Charlie McCreevy, the EU's Commissioner for the Internal Market and Services, wants to nearly double the European copyright term in sound recordings - from 50 years to an astounding 95. Join us and stop overextending copyright.
If you read Commissioner McCreevy's declaration this month to bring American-style copyright terms for sound recordings to the EU, one might have thought that it was all a done deal. He gave the impression that he had consulted with everybody who counted in the matter, balanced all the arguments, and had all the powerful players on his side.
We don't think he has. McCreevy still has to persuade his fellow Commissioners and the European Parliament before sound recordings are locked away in Europe for another 45 years. And while the record labels support the government stretching their contracts far into the future, the facts stand against term extension. Impartial studies, copyright scholars, and some of the world's most respected economists all say that longer terms mean little new wealth for performers, yet create all the disadvantages of a creative world depleted of its valuable long-promised public domain.
And it's not true that McCreevy and the Commission have heard from all the key figures. They have yet to hear from you.

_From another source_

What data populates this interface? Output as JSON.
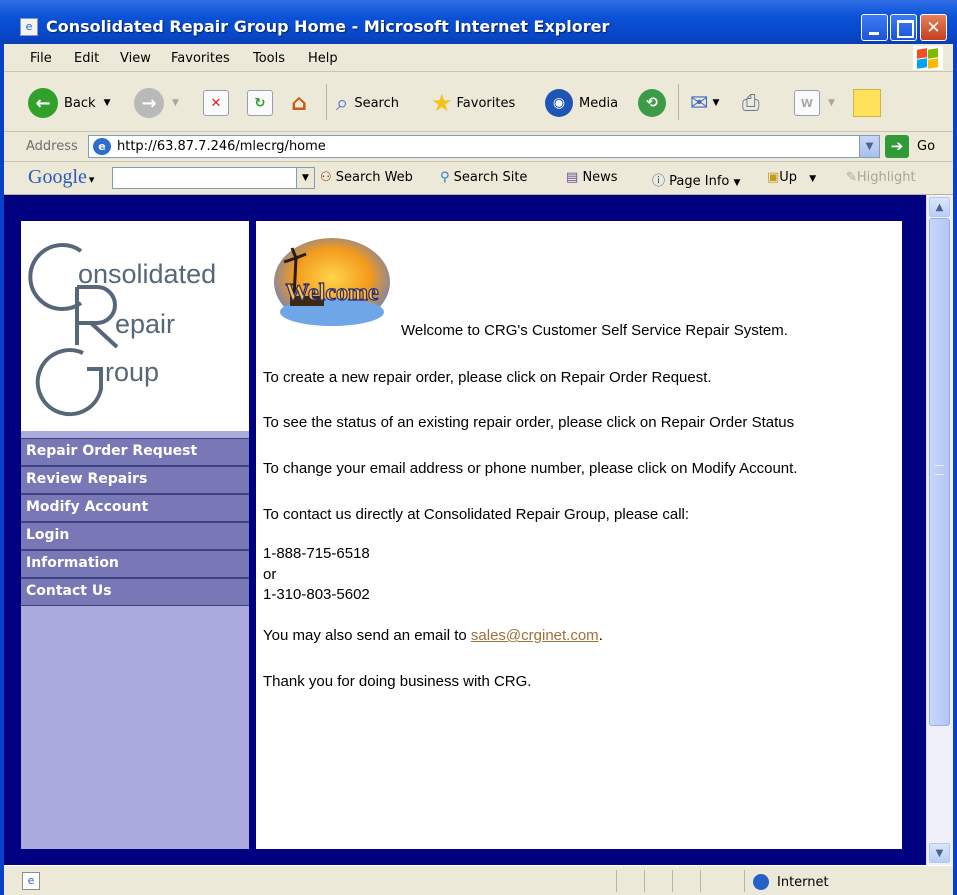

To help the EU's decisionmakers understand how bad an idea for innovation and the future copyright term extension is, EFF has joined forces with Britain's Open Rights Group to launch a grassroots-led campaign against McCreevy's plans.